“Farmer Jack.” – Needs no explanation.

“Susie No Pants” – Gets no explanation.

Poking around the internet, I learned that one of the symptoms of ADHD is to lose interest in hobbies or passions, seemingly for no good reason. ADHD can affect our ability to maintain habits, no matter how good they are for us.   

Is it possible to have part-time ADHD? Or situational ADHD? 

I know this is a real problem for many and I mean no disrespect to anyone. This is about me and me only. I get to make fun of myself, if I want.

I don’t burn through everything in my life a few months or years at a time. Some habits and passions stick around. Albeit I am a bit burned out on parenting…. When can we stop doing that?

Confessions of a Novelty Seeker:

there’s always something “new” on my horizon”

Clearly I am a dopamine addict. Seeking novel and unusual travel opportunities, eating non-mainstream foods, participating in edgy or seemingly dangerous activities — there’s always something “new” on my horizon. I am on the constant look out for my next challenge. The short-lived initial excitement of starting a new project soon fades. 

I choose to look at it as “forever curious.” I thrive when I am learning and developing new skills or acquiring new knowledge. Keeping novelty high in my life is a priority.

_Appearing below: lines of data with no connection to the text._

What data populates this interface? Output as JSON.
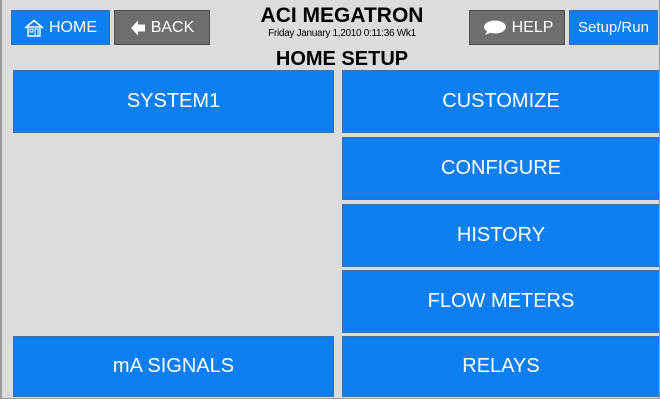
{
  "header": {
    "home_label": "HOME",
    "back_label": "BACK",
    "app_title": "ACI MEGATRON",
    "timestamp": "Friday January 1,2010 0:11:36 Wk1",
    "screen_title": "HOME SETUP",
    "help_label": "HELP",
    "mode_label": "Setup/Run"
  },
  "menu": {
    "system1": "SYSTEM1",
    "ma_signals": "mA SIGNALS",
    "customize": "CUSTOMIZE",
    "configure": "CONFIGURE",
    "history": "HISTORY",
    "flow_meters": "FLOW METERS",
    "relays": "RELAYS"
  },
  "icons": {
    "home": "house-icon",
    "back": "back-arrow-icon",
    "help": "speech-bubble-icon"
  },
  "colors": {
    "button_blue": "#0d7ff2",
    "button_gray": "#6e6e6e",
    "background": "#dcdcdc"
  }
}
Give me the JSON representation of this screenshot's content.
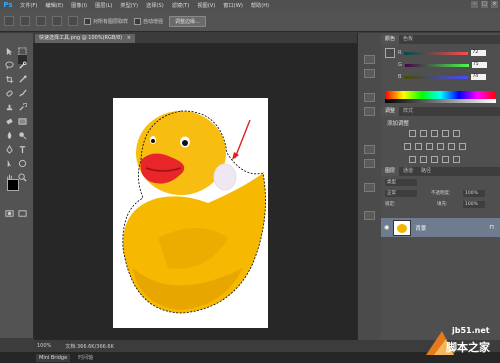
{
  "app": {
    "logo": "Ps"
  },
  "menubar": {
    "items": [
      {
        "label": "文件(F)"
      },
      {
        "label": "编辑(E)"
      },
      {
        "label": "图像(I)"
      },
      {
        "label": "图层(L)"
      },
      {
        "label": "类型(Y)"
      },
      {
        "label": "选择(S)"
      },
      {
        "label": "滤镜(T)"
      },
      {
        "label": "视图(V)"
      },
      {
        "label": "窗口(W)"
      },
      {
        "label": "帮助(H)"
      }
    ],
    "window_controls": {
      "minimize": "–",
      "maximize": "□",
      "close": "×"
    }
  },
  "options": {
    "sample_all_layers": "对所有图层取样",
    "auto_enhance": "自动增强",
    "refine_edge": "调整边缘..."
  },
  "document": {
    "tab_title": "快速选择工具.png @ 100%(RGB/8)",
    "tab_close": "×"
  },
  "status": {
    "zoom": "100%",
    "doc_info": "文档:366.6K/366.6K"
  },
  "bottombar": {
    "tab1": "Mini Bridge",
    "tab2": "时间轴"
  },
  "panels": {
    "color": {
      "tab1": "颜色",
      "tab2": "色板",
      "r_label": "R",
      "g_label": "G",
      "b_label": "B",
      "r_value": "72",
      "g_value": "75",
      "b_value": "74"
    },
    "adjustments": {
      "tab1": "调整",
      "tab2": "样式",
      "title": "添加调整"
    },
    "layers": {
      "tab1": "图层",
      "tab2": "通道",
      "tab3": "路径",
      "kind_label": "类型",
      "blend_mode": "正常",
      "opacity_label": "不透明度:",
      "opacity_value": "100%",
      "lock_label": "锁定:",
      "fill_label": "填充:",
      "fill_value": "100%",
      "layer_name": "背景"
    }
  },
  "watermark": {
    "site": "jb51.net",
    "name": "脚本之家"
  },
  "colors": {
    "ps_blue": "#31a8ff",
    "duck_yellow": "#f6b800",
    "beak_red": "#e8262a",
    "annotation_red": "#e02020",
    "layer_selected": "#6f7b8e"
  }
}
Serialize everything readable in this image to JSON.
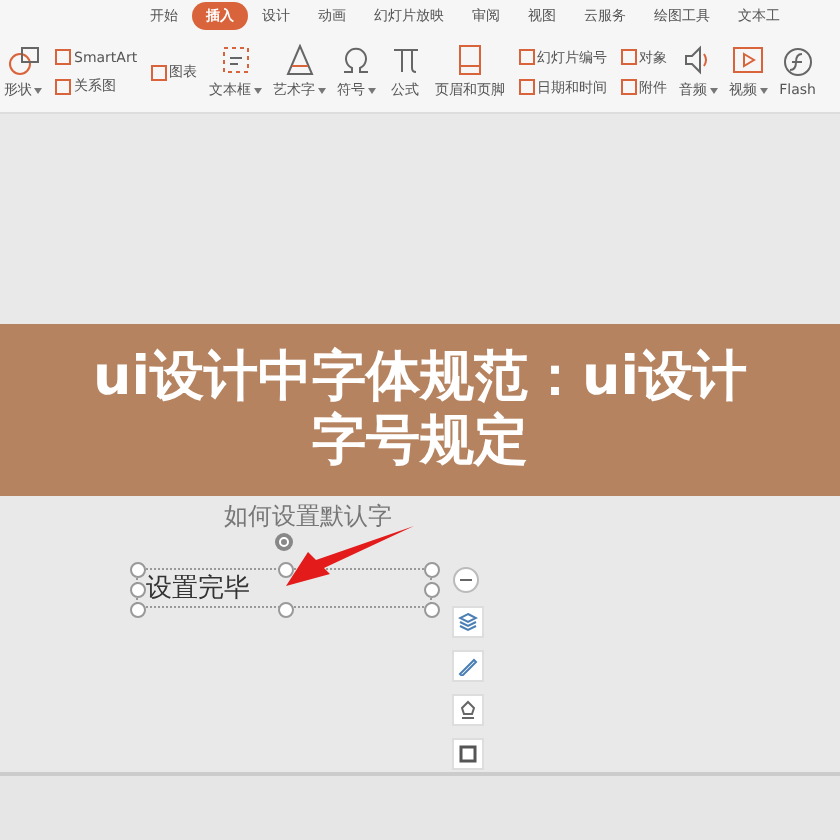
{
  "tabs": [
    {
      "label": "开始",
      "selected": false
    },
    {
      "label": "插入",
      "selected": true
    },
    {
      "label": "设计",
      "selected": false
    },
    {
      "label": "动画",
      "selected": false
    },
    {
      "label": "幻灯片放映",
      "selected": false
    },
    {
      "label": "审阅",
      "selected": false
    },
    {
      "label": "视图",
      "selected": false
    },
    {
      "label": "云服务",
      "selected": false
    },
    {
      "label": "绘图工具",
      "selected": false
    },
    {
      "label": "文本工",
      "selected": false
    }
  ],
  "ribbon": [
    {
      "kind": "big",
      "label": "形状",
      "dropdown": true
    },
    {
      "kind": "pair",
      "items": [
        {
          "label": "SmartArt"
        },
        {
          "label": "关系图"
        }
      ]
    },
    {
      "kind": "pair",
      "items": [
        {
          "label": "图表"
        }
      ]
    },
    {
      "kind": "big",
      "label": "文本框",
      "dropdown": true
    },
    {
      "kind": "big",
      "label": "艺术字",
      "dropdown": true
    },
    {
      "kind": "big",
      "label": "符号",
      "dropdown": true
    },
    {
      "kind": "big",
      "label": "公式",
      "dropdown": false
    },
    {
      "kind": "big",
      "label": "页眉和页脚",
      "dropdown": false
    },
    {
      "kind": "pair",
      "items": [
        {
          "label": "幻灯片编号"
        },
        {
          "label": "日期和时间"
        }
      ]
    },
    {
      "kind": "pair",
      "items": [
        {
          "label": "对象"
        },
        {
          "label": "附件"
        }
      ]
    },
    {
      "kind": "big",
      "label": "音频",
      "dropdown": true
    },
    {
      "kind": "big",
      "label": "视频",
      "dropdown": true
    },
    {
      "kind": "big",
      "label": "Flash",
      "dropdown": false
    }
  ],
  "slide": {
    "heading": "如何设置默认字",
    "textbox": "设置完毕"
  },
  "banner": {
    "title": "ui设计中字体规范：ui设计字号规定"
  }
}
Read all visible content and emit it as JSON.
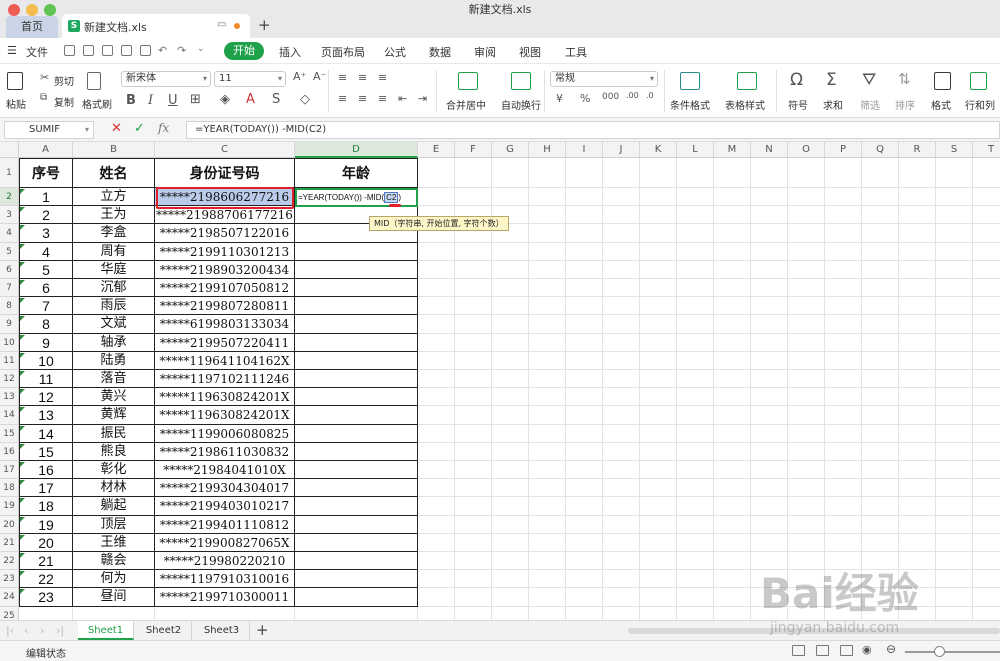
{
  "window": {
    "title": "新建文档.xls"
  },
  "tabs": {
    "home": "首页",
    "doc": "新建文档.xls",
    "add": "+"
  },
  "menu": {
    "file": "文件",
    "items": [
      "开始",
      "插入",
      "页面布局",
      "公式",
      "数据",
      "审阅",
      "视图",
      "工具"
    ]
  },
  "ribbon": {
    "paste": "粘贴",
    "cut": "剪切",
    "copy": "复制",
    "format_painter": "格式刷",
    "font_name": "新宋体",
    "font_size": "11",
    "merge": "合并居中",
    "wrap": "自动换行",
    "number_format": "常规",
    "cond_format": "条件格式",
    "table_style": "表格样式",
    "symbol": "符号",
    "sum": "求和",
    "filter": "筛选",
    "sort": "排序",
    "format": "格式",
    "row_col": "行和列"
  },
  "formula_bar": {
    "name_box": "SUMIF",
    "formula": "=YEAR(TODAY()) -MID(C2)"
  },
  "grid": {
    "columns": [
      "A",
      "B",
      "C",
      "D",
      "E",
      "F",
      "G",
      "H",
      "I",
      "J",
      "K",
      "L",
      "M",
      "N",
      "O",
      "P",
      "Q",
      "R",
      "S",
      "T"
    ],
    "headers": [
      "序号",
      "姓名",
      "身份证号码",
      "年龄"
    ],
    "rows": [
      [
        "1",
        "立方",
        "*****2198606277216"
      ],
      [
        "2",
        "王为",
        "*****21988706177216"
      ],
      [
        "3",
        "李盒",
        "*****2198507122016"
      ],
      [
        "4",
        "周有",
        "*****2199110301213"
      ],
      [
        "5",
        "华庭",
        "*****2198903200434"
      ],
      [
        "6",
        "沉郁",
        "*****2199107050812"
      ],
      [
        "7",
        "雨辰",
        "*****2199807280811"
      ],
      [
        "8",
        "文斌",
        "*****6199803133034"
      ],
      [
        "9",
        "轴承",
        "*****2199507220411"
      ],
      [
        "10",
        "陆勇",
        "*****119641104162X"
      ],
      [
        "11",
        "落音",
        "*****1197102111246"
      ],
      [
        "12",
        "黄兴",
        "*****119630824201X"
      ],
      [
        "13",
        "黄辉",
        "*****119630824201X"
      ],
      [
        "14",
        "振民",
        "*****1199006080825"
      ],
      [
        "15",
        "熊良",
        "*****2198611030832"
      ],
      [
        "16",
        "彰化",
        "*****21984041010X"
      ],
      [
        "17",
        "材林",
        "*****2199304304017"
      ],
      [
        "18",
        "躺起",
        "*****2199403010217"
      ],
      [
        "19",
        "顶层",
        "*****2199401110812"
      ],
      [
        "20",
        "王维",
        "*****219900827065X"
      ],
      [
        "21",
        "赣会",
        "*****219980220210"
      ],
      [
        "22",
        "何为",
        "*****1197910310016"
      ],
      [
        "23",
        "昼间",
        "*****2199710300011"
      ]
    ],
    "active_formula_prefix": "=YEAR(TODAY()) -MID(",
    "active_formula_ref": "C2",
    "active_formula_suffix": ")",
    "tooltip_fn": "MID",
    "tooltip_args": "（字符串, 开始位置, 字符个数）"
  },
  "sheets": [
    "Sheet1",
    "Sheet2",
    "Sheet3"
  ],
  "status": {
    "mode": "编辑状态"
  },
  "watermark": {
    "brand": "Bai经验",
    "url": "jingyan.baidu.com"
  }
}
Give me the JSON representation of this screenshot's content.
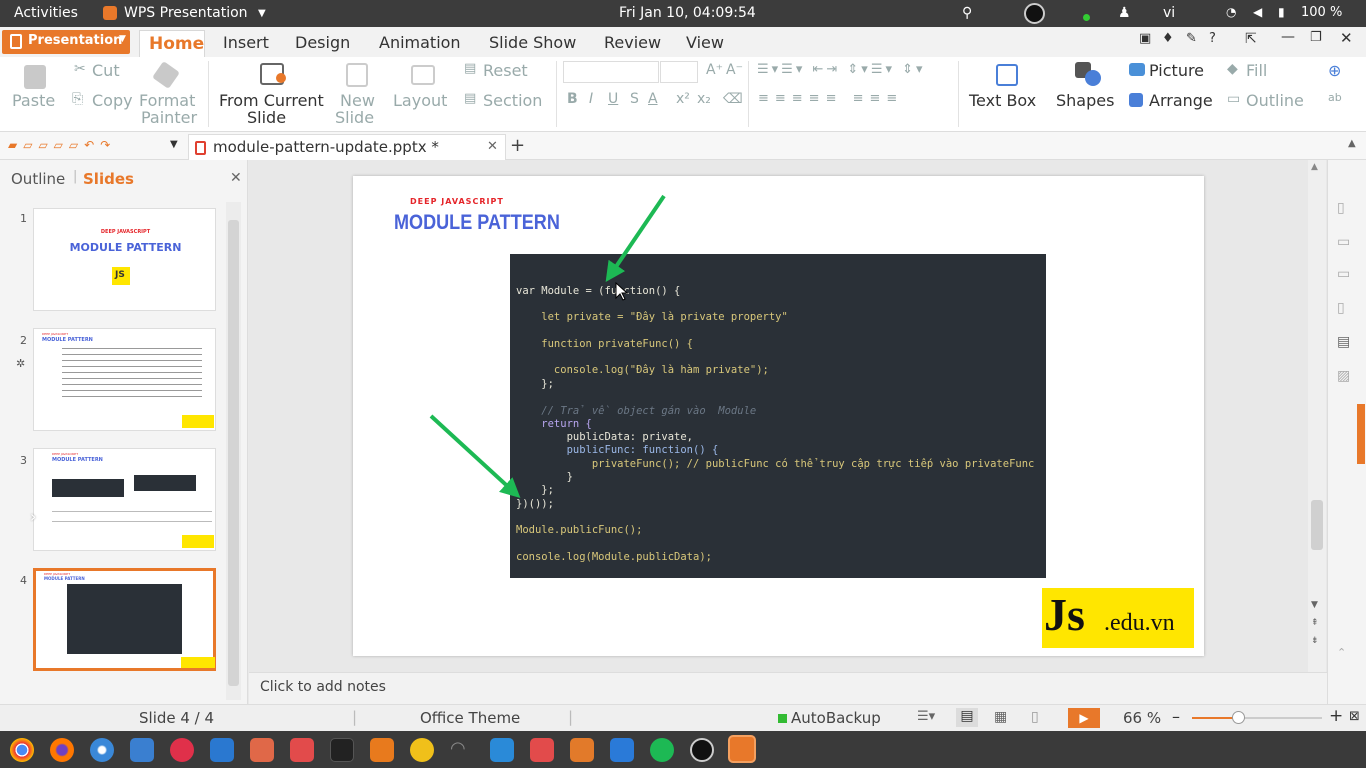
{
  "topbar": {
    "activities": "Activities",
    "app_name": "WPS Presentation",
    "clock": "Fri Jan 10, 04:09:54",
    "language": "vi",
    "battery": "100 %"
  },
  "ribbon": {
    "presentation_button": "Presentation",
    "tabs": [
      "Home",
      "Insert",
      "Design",
      "Animation",
      "Slide Show",
      "Review",
      "View"
    ],
    "active_tab": "Home"
  },
  "toolbar": {
    "paste": "Paste",
    "cut": "Cut",
    "copy": "Copy",
    "format_painter_1": "Format",
    "format_painter_2": "Painter",
    "from_current_1": "From Current",
    "from_current_2": "Slide",
    "new_slide_1": "New",
    "new_slide_2": "Slide",
    "layout": "Layout",
    "reset": "Reset",
    "section": "Section",
    "font_size_up": "A⁺",
    "font_size_down": "A⁻",
    "text_box": "Text Box",
    "shapes": "Shapes",
    "picture": "Picture",
    "arrange": "Arrange",
    "fill": "Fill",
    "outline": "Outline"
  },
  "document": {
    "filename": "module-pattern-update.pptx *"
  },
  "left_panel": {
    "outline_tab": "Outline",
    "slides_tab": "Slides",
    "thumbnails": [
      {
        "num": "1",
        "subtitle": "DEEP JAVASCRIPT",
        "title": "MODULE PATTERN"
      },
      {
        "num": "2",
        "subtitle": "DEEP JAVASCRIPT",
        "title": "MODULE PATTERN"
      },
      {
        "num": "3",
        "subtitle": "DEEP JAVASCRIPT",
        "title": "MODULE PATTERN"
      },
      {
        "num": "4",
        "subtitle": "DEEP JAVASCRIPT",
        "title": "MODULE PATTERN"
      }
    ]
  },
  "slide": {
    "subtitle": "DEEP JAVASCRIPT",
    "title": "MODULE PATTERN",
    "logo_js": "Js",
    "logo_domain": ".edu.vn",
    "code": [
      "var Module = (function() {",
      "",
      "    let private = \"Đây là private property\"",
      "",
      "    function privateFunc() {",
      "",
      "      console.log(\"Đây là hàm private\");",
      "    };",
      "",
      "    // Trả về object gán vào  Module",
      "    return {",
      "        publicData: private,",
      "        publicFunc: function() {",
      "            privateFunc(); // publicFunc có thể truy cập trực tiếp vào privateFunc",
      "        }",
      "    };",
      "})());",
      "",
      "Module.publicFunc();",
      "",
      "console.log(Module.publicData);"
    ]
  },
  "notes": {
    "placeholder": "Click to add notes"
  },
  "statusbar": {
    "slide_counter": "Slide 4 / 4",
    "theme": "Office Theme",
    "autobackup": "AutoBackup",
    "zoom": "66 %"
  },
  "colors": {
    "accent": "#e8782a",
    "title_blue": "#4a63d8",
    "subtitle_red": "#e5252a",
    "code_bg": "#2a3037",
    "arrow_green": "#1db954"
  }
}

Once the habit or task becomes mundane and repetitive, with nothing changing, it’s Game Over and I move on.  

And yes, while I am fickle, there are some relationships in my life that are “forever” — just don’t mention that to the wheat germ.